Garden Clippings November

Garden Clippings

Our blog post today comes from SB as she tells us about her beautiful riverside garden in November.

Our garden appears to be situated in a frost hollow and as a result we have had to scrape the frozen car windscreen on two or three early mornings recently. Regrettably the fabulous display of dahlias was reduced to limp flowers atop blackened stems during one overnight frost. I have since cut them all off to a few inches above the ground and covered them over with a deep blanket of straw. In the past I have dug up and overwintered some of the more prized tubers but I am leaving them all in situ as I have lost none of the plants left out overwinter for the past few years and storage space is limited. The greenhouse is full of tender plants now tucked away for their winter sojourn.

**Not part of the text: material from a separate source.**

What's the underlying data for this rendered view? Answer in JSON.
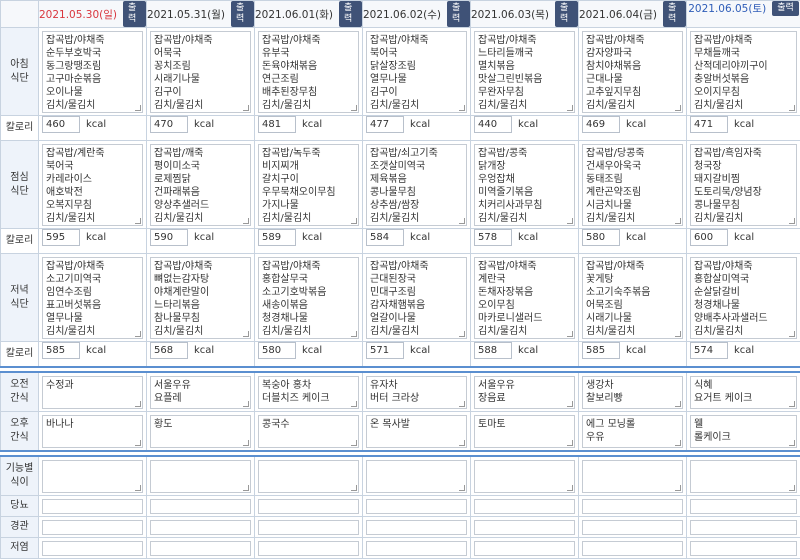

It was necessary to have some major tree surgery carried out to a large willow with many diseased or dead branches which were in peril of falling onto a bridge below. The bridge was designed and built for us by a good friend who sadly passed away at an early age. The bridge is a great asset to the garden and allows a circular walk around the island. We are reminded of our friend when we walk over it and we certainly didn’t want it damaged during a gale. The willow will regenerate from the trunk and stumps of branches.   We now have an enormous pile of future firewood and the whole space has been “opened up” allowing more light into the area of water adjacent to the willow. A white waterlily which has not be flourishing of late should now benefit from the additional light. We had a bonfire of all the small, unusable brush but anything which could be “logged up” has gone onto the firewood pile. Very little has been wasted.

Piles of windfall apples and quince surround the base of the trees. Many were picked but with such a heavy crop unfortunately many were left on the trees, partly due to us being away on holiday at the time of harvesting. Timing a holiday with a productive garden is never easy! However, the moorhens, blackbirds and robins are all enjoying the feast. Wormlike creatures are slowly breaking down the quince plus the voles and mice who come from below to tuck into the fruit lying above their burrows. We have had a sufficient harvest of the crop so we are happy to share with the other residents of our garden.

There are still several insects to be seen in the garden including bees, wasps and the occasional butterfly. I spotted a red admiral only yesterday in the vegetable garden.

I have tulip bulbs to plant in pots on the terrace and several dozen wallflowers to fill the bed beside our gateway. It is good to be thinking of spring and what one will be growing or changing next year.   SB